The owner of the Florida Panthers who was President Trump’s former nominee for Secretary of the Army broke New York’s rent stabilization laws at his Brooklyn Heights building, a lawsuit alleges.
Tenants in Vincent Viola’s building at 2 Pierrepont Street are suing the ownership entity — 2 Pierrepont Street LLC — for providing them with free-market leases instead of rent-stabilized leases when they moved in. Viola, the billionaire founder of Virtu Financial, bought the 12-story, 39-unit rental property from Brooklyn Law School in 2015 for $35 million.
Mid-Hudson Associates sold the building to Brooklyn Law School in 1985 to use as student housing, temporarily exempting it from New York’s rent stabilization laws, according to the complaint filed in New York State Supreme Court. However, once Viola purchased the property and began renting out units in early 2019, this temporary exemption ended, meaning the building’s tenants are entitled to rent-stabilized leases, according to the lawsuit.
The complaint alleges that tenants have been charged for “far in excess of the legal rent,” and a total of nine have signed onto the complaint so far. The suit asks the court to stop the landlord from violating New York’s rent stabilization laws and award financial relief to the tenants.
Lucas Ferrara, a partner at Newman Ferrara and adjunct professor at New York Law School, is representing the tenants.
“As far as we’re concerned, this landlord is skating on thin ice,” he said. “When a temporary exemption ends, a building is required to be returned to rent stabilization. Yet, for some reason, Mr. Viola opted to disregard the law and, in an apparent power play, illegally deregulated the units.”
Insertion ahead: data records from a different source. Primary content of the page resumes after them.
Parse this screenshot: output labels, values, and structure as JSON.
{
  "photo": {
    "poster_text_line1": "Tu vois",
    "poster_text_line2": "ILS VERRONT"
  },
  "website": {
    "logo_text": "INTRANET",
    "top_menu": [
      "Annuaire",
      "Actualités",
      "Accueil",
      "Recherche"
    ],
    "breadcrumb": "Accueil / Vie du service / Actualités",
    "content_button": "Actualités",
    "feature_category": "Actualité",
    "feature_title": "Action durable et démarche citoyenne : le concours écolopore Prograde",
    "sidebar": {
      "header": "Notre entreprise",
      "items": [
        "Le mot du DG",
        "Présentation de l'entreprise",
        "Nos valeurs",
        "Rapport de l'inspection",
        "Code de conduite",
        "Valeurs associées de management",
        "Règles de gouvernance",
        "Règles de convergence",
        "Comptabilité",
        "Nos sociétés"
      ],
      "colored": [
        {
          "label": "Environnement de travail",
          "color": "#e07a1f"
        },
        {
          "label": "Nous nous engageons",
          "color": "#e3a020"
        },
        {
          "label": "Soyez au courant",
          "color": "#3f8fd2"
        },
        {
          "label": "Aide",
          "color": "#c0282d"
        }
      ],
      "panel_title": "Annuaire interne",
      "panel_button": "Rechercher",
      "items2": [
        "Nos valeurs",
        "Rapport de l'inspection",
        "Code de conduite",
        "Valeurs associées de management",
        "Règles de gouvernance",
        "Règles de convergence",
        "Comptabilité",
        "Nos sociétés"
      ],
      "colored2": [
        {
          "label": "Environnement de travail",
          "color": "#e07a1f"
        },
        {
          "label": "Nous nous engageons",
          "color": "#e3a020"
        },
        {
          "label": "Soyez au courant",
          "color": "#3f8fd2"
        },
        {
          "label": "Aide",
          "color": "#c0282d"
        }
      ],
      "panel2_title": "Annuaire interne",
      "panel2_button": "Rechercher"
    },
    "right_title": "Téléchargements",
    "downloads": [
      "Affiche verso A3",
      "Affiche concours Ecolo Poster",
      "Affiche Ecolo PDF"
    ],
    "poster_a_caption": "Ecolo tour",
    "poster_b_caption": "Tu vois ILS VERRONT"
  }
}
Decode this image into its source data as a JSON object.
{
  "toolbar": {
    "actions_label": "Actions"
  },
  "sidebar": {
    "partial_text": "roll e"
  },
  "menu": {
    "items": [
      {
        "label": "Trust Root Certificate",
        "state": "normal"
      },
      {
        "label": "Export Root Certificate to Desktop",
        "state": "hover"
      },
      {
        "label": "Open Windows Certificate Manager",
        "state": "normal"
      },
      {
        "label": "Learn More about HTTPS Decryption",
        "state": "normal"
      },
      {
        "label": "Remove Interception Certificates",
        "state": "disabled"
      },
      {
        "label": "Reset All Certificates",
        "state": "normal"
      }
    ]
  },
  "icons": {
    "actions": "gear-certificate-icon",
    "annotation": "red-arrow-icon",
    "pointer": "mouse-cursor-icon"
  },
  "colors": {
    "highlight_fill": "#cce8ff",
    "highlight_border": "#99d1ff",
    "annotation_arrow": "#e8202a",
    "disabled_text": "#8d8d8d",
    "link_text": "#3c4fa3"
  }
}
“We look forward to facing off in court,” he continued, “and are pretty certain that the judge will be sending this particular player to the penalty box.”
Representatives for Viola and 2 Pierrepont couldn’t be immediately reached for comment.
There are currently two active listings at 2 Pierrepont for one-bedroom apartments asking $3,985 and $3,775 per month, and previous units have rented for between $2,675 for a studio and $15,950 for a three-bedroom, according to StreetEasy.